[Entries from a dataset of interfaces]
=== Section Start ===

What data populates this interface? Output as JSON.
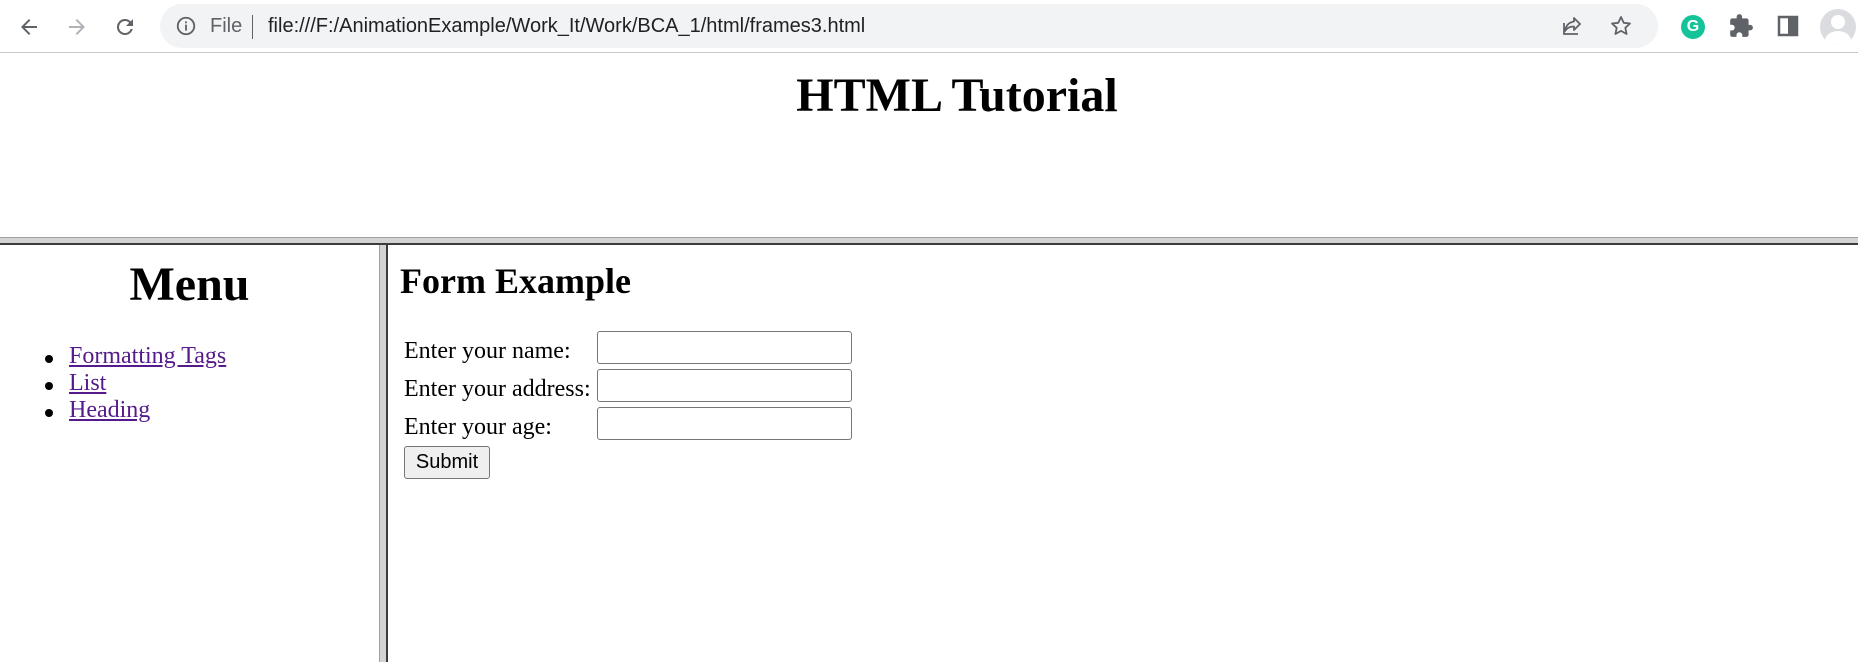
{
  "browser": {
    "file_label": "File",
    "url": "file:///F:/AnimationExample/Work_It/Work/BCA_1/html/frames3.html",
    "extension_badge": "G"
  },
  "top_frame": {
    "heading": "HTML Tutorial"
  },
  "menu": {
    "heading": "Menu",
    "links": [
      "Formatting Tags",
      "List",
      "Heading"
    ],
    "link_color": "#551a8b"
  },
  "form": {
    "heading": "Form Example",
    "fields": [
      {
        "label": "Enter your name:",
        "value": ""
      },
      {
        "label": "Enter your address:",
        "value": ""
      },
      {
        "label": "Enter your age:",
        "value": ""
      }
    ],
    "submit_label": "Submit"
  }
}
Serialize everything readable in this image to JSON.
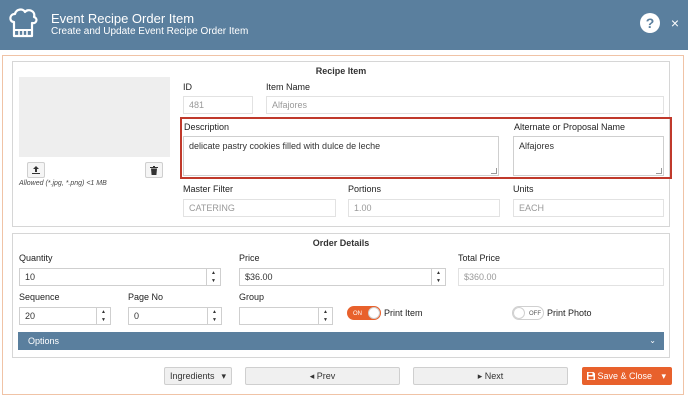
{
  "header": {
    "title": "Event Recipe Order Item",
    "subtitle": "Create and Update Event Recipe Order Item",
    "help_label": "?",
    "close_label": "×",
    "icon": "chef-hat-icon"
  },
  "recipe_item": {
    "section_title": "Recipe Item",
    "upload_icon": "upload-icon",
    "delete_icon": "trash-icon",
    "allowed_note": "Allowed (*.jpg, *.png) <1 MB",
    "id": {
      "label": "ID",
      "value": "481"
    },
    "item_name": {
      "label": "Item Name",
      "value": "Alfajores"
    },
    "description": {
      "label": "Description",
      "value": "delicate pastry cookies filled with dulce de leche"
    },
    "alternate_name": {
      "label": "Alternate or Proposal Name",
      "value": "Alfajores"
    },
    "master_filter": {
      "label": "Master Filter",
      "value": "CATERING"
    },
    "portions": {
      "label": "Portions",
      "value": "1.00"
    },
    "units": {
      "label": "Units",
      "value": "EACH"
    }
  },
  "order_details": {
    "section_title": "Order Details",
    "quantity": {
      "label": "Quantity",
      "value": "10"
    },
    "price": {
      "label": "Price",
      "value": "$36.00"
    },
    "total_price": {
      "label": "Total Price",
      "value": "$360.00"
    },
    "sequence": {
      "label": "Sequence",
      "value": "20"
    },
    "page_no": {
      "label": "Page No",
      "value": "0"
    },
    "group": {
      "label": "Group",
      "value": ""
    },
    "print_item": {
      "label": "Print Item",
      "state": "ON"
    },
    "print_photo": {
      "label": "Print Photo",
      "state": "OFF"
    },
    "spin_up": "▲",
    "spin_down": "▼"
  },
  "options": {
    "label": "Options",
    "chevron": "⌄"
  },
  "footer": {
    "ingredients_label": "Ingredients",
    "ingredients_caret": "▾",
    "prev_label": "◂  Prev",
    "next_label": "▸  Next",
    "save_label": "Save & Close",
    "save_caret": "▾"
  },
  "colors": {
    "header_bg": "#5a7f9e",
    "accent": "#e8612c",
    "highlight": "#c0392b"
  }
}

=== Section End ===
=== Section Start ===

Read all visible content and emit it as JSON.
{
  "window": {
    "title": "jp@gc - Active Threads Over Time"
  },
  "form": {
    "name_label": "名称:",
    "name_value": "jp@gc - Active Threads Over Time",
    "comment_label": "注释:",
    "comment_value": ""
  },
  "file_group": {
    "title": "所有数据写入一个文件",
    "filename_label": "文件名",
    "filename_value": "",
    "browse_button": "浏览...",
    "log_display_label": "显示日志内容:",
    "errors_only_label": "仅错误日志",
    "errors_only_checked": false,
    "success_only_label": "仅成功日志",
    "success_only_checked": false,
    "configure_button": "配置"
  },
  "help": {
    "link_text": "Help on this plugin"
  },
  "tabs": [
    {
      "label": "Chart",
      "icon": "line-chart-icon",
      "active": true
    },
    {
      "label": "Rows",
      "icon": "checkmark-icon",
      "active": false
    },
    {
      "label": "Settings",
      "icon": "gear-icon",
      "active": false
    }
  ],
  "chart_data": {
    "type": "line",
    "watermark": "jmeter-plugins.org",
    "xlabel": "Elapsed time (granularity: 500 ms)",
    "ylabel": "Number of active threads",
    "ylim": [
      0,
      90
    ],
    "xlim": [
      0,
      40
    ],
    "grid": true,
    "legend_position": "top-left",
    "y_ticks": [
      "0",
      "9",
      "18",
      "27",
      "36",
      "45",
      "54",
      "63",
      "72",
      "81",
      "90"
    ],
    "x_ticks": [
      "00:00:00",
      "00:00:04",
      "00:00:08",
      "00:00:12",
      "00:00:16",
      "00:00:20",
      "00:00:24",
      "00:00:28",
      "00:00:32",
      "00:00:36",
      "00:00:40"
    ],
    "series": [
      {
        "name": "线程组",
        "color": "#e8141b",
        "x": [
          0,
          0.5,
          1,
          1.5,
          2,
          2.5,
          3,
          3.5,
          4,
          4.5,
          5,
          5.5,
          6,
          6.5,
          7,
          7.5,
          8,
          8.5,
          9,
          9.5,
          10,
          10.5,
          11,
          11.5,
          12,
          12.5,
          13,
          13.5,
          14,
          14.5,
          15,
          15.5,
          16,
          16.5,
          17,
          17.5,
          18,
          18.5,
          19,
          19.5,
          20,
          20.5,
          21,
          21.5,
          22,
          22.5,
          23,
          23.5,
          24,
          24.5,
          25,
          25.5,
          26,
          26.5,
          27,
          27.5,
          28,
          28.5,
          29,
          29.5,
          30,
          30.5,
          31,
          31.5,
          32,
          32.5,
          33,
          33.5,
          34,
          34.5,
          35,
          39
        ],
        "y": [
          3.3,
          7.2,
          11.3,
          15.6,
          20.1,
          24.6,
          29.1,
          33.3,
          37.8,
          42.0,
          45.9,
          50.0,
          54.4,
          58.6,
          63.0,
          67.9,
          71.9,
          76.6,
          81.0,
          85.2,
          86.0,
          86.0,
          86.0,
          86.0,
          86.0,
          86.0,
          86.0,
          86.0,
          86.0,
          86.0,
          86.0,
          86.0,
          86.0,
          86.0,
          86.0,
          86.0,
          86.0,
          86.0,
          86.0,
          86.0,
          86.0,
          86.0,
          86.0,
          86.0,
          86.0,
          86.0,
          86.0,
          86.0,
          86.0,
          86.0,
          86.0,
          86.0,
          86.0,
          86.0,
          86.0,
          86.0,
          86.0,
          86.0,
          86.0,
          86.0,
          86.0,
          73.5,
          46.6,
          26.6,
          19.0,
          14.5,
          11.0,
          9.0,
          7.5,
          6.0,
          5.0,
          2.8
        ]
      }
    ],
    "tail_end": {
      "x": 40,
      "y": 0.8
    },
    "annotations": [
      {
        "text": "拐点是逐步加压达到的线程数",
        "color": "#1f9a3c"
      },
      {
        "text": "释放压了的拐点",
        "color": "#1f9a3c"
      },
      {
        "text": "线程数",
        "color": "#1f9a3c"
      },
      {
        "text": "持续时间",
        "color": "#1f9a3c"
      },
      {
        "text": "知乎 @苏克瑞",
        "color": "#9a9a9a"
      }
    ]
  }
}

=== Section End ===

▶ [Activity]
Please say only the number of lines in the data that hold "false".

▶ [Exercise result]
4